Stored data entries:
+ + + + + + +

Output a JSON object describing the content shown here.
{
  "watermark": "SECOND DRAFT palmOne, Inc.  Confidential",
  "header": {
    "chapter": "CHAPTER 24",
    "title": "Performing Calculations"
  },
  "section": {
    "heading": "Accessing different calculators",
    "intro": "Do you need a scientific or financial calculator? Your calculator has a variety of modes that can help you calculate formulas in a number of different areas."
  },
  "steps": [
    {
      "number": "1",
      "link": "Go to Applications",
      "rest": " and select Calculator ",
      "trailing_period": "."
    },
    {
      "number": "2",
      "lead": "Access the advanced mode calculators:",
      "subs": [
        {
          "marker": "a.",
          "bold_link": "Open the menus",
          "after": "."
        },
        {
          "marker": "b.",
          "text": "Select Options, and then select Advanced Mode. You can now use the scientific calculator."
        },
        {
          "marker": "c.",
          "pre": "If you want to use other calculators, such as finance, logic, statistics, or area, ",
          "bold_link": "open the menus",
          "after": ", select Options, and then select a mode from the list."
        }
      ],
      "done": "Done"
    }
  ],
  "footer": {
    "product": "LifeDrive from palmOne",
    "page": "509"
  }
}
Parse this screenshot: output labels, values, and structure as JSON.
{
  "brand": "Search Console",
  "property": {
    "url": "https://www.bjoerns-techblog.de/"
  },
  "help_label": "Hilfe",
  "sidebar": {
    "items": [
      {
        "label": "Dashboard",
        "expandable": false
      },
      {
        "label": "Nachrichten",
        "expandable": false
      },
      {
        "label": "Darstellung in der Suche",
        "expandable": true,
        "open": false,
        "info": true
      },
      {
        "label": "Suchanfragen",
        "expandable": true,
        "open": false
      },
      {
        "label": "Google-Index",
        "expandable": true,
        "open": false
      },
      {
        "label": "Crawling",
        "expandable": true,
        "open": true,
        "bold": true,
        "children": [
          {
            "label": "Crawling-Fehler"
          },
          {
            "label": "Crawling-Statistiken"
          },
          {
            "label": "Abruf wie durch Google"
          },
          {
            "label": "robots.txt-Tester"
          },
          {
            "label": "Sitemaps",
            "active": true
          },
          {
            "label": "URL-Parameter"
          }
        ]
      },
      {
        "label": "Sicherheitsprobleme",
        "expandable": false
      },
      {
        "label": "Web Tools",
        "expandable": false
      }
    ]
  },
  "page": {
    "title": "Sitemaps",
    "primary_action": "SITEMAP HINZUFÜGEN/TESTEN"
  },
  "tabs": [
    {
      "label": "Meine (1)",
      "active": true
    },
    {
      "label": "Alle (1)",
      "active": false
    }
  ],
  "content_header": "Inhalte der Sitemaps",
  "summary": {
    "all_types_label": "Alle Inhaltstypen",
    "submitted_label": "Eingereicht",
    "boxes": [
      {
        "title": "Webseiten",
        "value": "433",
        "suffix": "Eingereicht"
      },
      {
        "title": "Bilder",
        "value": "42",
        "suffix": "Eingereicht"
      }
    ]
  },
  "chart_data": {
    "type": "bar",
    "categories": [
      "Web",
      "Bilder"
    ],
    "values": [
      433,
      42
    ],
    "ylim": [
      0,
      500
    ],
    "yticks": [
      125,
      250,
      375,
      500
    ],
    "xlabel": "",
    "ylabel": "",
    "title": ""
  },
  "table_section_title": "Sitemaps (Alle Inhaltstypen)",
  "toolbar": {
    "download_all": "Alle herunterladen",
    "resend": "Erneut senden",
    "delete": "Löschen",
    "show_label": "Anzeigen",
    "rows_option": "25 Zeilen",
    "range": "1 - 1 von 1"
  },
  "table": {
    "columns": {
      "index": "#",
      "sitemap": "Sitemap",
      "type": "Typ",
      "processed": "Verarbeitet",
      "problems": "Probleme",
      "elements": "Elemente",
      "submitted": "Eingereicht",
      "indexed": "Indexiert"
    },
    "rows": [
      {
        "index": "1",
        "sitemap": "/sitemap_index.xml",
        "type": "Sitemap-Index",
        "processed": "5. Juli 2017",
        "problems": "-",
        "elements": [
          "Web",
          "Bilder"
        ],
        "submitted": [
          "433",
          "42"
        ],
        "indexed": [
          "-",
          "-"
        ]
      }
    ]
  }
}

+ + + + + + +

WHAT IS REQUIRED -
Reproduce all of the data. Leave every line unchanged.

EXERCISE RESPONSE -
Output a JSON object describing the content shown here.
{
  "watermark": "SECOND DRAFT palmOne, Inc.  Confidential",
  "header": {
    "chapter": "CHAPTER 24",
    "title": "Performing Calculations"
  },
  "section": {
    "heading": "Accessing different calculators",
    "intro": "Do you need a scientific or financial calculator? Your calculator has a variety of modes that can help you calculate formulas in a number of different areas."
  },
  "steps": [
    {
      "number": "1",
      "link": "Go to Applications",
      "rest": " and select Calculator ",
      "trailing_period": "."
    },
    {
      "number": "2",
      "lead": "Access the advanced mode calculators:",
      "subs": [
        {
          "marker": "a.",
          "bold_link": "Open the menus",
          "after": "."
        },
        {
          "marker": "b.",
          "text": "Select Options, and then select Advanced Mode. You can now use the scientific calculator."
        },
        {
          "marker": "c.",
          "pre": "If you want to use other calculators, such as finance, logic, statistics, or area, ",
          "bold_link": "open the menus",
          "after": ", select Options, and then select a mode from the list."
        }
      ],
      "done": "Done"
    }
  ],
  "footer": {
    "product": "LifeDrive from palmOne",
    "page": "509"
  }
}
Parse this screenshot: output labels, values, and structure as JSON.
{
  "brand": "Search Console",
  "property": {
    "url": "https://www.bjoerns-techblog.de/"
  },
  "help_label": "Hilfe",
  "sidebar": {
    "items": [
      {
        "label": "Dashboard",
        "expandable": false
      },
      {
        "label": "Nachrichten",
        "expandable": false
      },
      {
        "label": "Darstellung in der Suche",
        "expandable": true,
        "open": false,
        "info": true
      },
      {
        "label": "Suchanfragen",
        "expandable": true,
        "open": false
      },
      {
        "label": "Google-Index",
        "expandable": true,
        "open": false
      },
      {
        "label": "Crawling",
        "expandable": true,
        "open": true,
        "bold": true,
        "children": [
          {
            "label": "Crawling-Fehler"
          },
          {
            "label": "Crawling-Statistiken"
          },
          {
            "label": "Abruf wie durch Google"
          },
          {
            "label": "robots.txt-Tester"
          },
          {
            "label": "Sitemaps",
            "active": true
          },
          {
            "label": "URL-Parameter"
          }
        ]
      },
      {
        "label": "Sicherheitsprobleme",
        "expandable": false
      },
      {
        "label": "Web Tools",
        "expandable": false
      }
    ]
  },
  "page": {
    "title": "Sitemaps",
    "primary_action": "SITEMAP HINZUFÜGEN/TESTEN"
  },
  "tabs": [
    {
      "label": "Meine (1)",
      "active": true
    },
    {
      "label": "Alle (1)",
      "active": false
    }
  ],
  "content_header": "Inhalte der Sitemaps",
  "summary": {
    "all_types_label": "Alle Inhaltstypen",
    "submitted_label": "Eingereicht",
    "boxes": [
      {
        "title": "Webseiten",
        "value": "433",
        "suffix": "Eingereicht"
      },
      {
        "title": "Bilder",
        "value": "42",
        "suffix": "Eingereicht"
      }
    ]
  },
  "chart_data": {
    "type": "bar",
    "categories": [
      "Web",
      "Bilder"
    ],
    "values": [
      433,
      42
    ],
    "ylim": [
      0,
      500
    ],
    "yticks": [
      125,
      250,
      375,
      500
    ],
    "xlabel": "",
    "ylabel": "",
    "title": ""
  },
  "table_section_title": "Sitemaps (Alle Inhaltstypen)",
  "toolbar": {
    "download_all": "Alle herunterladen",
    "resend": "Erneut senden",
    "delete": "Löschen",
    "show_label": "Anzeigen",
    "rows_option": "25 Zeilen",
    "range": "1 - 1 von 1"
  },
  "table": {
    "columns": {
      "index": "#",
      "sitemap": "Sitemap",
      "type": "Typ",
      "processed": "Verarbeitet",
      "problems": "Probleme",
      "elements": "Elemente",
      "submitted": "Eingereicht",
      "indexed": "Indexiert"
    },
    "rows": [
      {
        "index": "1",
        "sitemap": "/sitemap_index.xml",
        "type": "Sitemap-Index",
        "processed": "5. Juli 2017",
        "problems": "-",
        "elements": [
          "Web",
          "Bilder"
        ],
        "submitted": [
          "433",
          "42"
        ],
        "indexed": [
          "-",
          "-"
        ]
      }
    ]
  }
}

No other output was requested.